Charleston-based interior designer Cortney Bishop is no novice when bringing a fresh & honorable take to existing design communities. Take, for example, the launch of Harwood House – her textile collection – with the well-respected Holland & Sherry that pays homage to her late father who had suits made by the London fabric house decades ago. And now her most recent collection named Kalos is a sentimental nod to her Greek heritage…specifically her influential Yia Yia. You can almost say that this venture is a love letter to her past.
The ethos of her textile line all ties back to family & the little reminders of cherished moments that connect us to one another. We wanted to hear more from Cortney regarding her influences & desires with the line.
R HUGHES: Where did the name Harwood House come from specifically?
Cortney Bishop: HH was the name of my mother’s interior design firm. It seemed fitting to honor her and my heritage at the same time. Harwood is my maiden name.
RH: With various designers launching their own textile lines, how does one offer a fresh point of view? What makes Harwood House standout in your own words?
CB: Harwood House has a muse, a story to tell. It is a love letter to people who have influenced my life. It’s also an illustration of colors, patterns, and textures that offer layer-ability within the collection itself. It was important to address all applications within each collection. As a designer, fwe need specific weights for different applications. I encourage the collection to be used together, it’s a vibe.
RH: How did creating your own line of fabrics provide a solution for your design problems?
CB: In creating Harwood House, we are able to explore a variety of qualities and hues we are feeling inspired by for our own projects. I am drawn to earthier colors and small-scale woven patterns; this is not always easy to locate in the market. With Kalos we found ourselves looking for something a bit richer and sexier, so we created it for ourselves.
RH: What does a woven fabric collection crafted with a classic nod to the southern cool mean to you? What does it mean for a potential client?
CB: The South is grounded in hospitality and tradition. My intent with the Cardinal collection was to honor classic patterns while incorporating a fresh edge that brings the pieces to life. These fabrics are timeless yet modern, they will always be cool.
RH: What lessons did you learn from your first release that you were able to apply to your second?
CB: With Cardinal, I learned so much about the creative process; how important it is to take time to feed your soul and create something meaningful to you. With Kalos, I was able to dive a bit deeper into quality, weights, and patterns to explore more ways to layer the collections together.
RH: Cardinal introduced many wovens which you were able to expand upon with Kalos. Are there any special weaves or techniques that you would like to highlight?
CB: We created these collections with a variety of applications in mind. From heavy upholstery to sheer woven drapery weights. We love the nettings and sheer stripes we designed and use them obsessively in our projects for window treatments. I often use the same sheer netting throughout the house to bring a sense of balance to the play of patterns I like to layer throughout a room.
RH: Why collaborate with Holland + Sherry?

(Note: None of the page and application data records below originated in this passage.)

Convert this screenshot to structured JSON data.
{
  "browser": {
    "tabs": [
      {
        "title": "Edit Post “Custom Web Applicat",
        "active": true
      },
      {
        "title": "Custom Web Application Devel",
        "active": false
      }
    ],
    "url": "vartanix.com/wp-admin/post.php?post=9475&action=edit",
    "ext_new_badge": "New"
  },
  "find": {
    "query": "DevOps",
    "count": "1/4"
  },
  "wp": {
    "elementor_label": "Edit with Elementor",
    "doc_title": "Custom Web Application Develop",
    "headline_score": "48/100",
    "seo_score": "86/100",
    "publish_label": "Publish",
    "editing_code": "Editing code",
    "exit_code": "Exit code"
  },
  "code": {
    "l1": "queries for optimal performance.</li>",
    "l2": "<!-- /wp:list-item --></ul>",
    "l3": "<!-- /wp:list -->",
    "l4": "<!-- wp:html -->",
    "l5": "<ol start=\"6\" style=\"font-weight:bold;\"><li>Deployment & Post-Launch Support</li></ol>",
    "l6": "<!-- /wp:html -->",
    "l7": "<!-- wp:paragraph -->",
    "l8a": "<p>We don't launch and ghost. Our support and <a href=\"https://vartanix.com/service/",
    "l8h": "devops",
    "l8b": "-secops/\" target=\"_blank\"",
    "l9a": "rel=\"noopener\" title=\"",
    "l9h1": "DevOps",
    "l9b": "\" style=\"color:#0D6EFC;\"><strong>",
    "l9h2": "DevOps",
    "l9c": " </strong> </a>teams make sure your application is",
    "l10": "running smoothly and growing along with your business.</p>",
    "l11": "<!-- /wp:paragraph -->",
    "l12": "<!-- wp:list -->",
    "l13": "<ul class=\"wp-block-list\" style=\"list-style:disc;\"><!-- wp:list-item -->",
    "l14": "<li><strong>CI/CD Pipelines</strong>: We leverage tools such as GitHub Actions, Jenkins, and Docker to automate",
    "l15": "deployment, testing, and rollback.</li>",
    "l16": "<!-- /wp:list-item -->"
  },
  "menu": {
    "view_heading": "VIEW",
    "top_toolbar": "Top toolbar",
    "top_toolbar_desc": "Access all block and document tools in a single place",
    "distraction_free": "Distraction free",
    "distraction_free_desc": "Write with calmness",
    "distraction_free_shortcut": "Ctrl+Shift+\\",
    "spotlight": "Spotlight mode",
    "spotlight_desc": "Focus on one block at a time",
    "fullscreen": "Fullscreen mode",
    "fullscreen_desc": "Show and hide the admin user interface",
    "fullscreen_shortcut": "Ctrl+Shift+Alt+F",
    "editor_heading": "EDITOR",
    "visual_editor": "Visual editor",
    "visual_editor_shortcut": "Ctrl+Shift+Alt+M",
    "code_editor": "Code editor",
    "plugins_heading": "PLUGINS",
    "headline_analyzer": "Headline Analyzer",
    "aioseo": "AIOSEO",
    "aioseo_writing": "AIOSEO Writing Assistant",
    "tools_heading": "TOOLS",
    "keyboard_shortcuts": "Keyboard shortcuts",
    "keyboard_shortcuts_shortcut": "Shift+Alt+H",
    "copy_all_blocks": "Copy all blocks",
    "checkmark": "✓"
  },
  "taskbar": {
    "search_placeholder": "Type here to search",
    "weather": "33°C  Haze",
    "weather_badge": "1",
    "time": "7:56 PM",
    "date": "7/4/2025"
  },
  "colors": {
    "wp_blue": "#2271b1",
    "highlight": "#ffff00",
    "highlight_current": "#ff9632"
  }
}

What made them an ideal partner?
CB: Holland and Sherry was the dream. Their timeless elegance and quality is iconic in the men’s fashion and home industry. I knew it had to be them even years before the connection came to be. Dare I say I manifested?
RH: We know choosing a favorite fabric might be like choosing a favorite child…but which one is currently yours?
CB: ‘Quilted Folkore’ in Rust and Olive, rich and moody, they upholstery so beautifully. ‘Infinity’ in slate – so sexy in drapery application and bedding. I am also amazed by ‘Prizm’ and how beautifully each color combination upholsters because the pattern has great depth. The ‘Striped Sheers’ – these are finding their way into every project we are working on right now.
RH: What has been your greatest challenge as a designer?
CB: Saying no. I have learned the hard way and sacrificed valuable time engaging in projects that have drained my creativity. Choosing the right partners and nurturing good relationships is my forever focus.
RH: What is your dream project?
CB: Our soon-to-be created River House. My husband and I recently purchased a beautiful spot on John’s Island, miles from where I grew up on Kiawah. Grounded with incredible Angel Oaks on the deep water, I plan to build our ultimate weekend retreat. A place to enjoy my favorite people and pieces in harmony.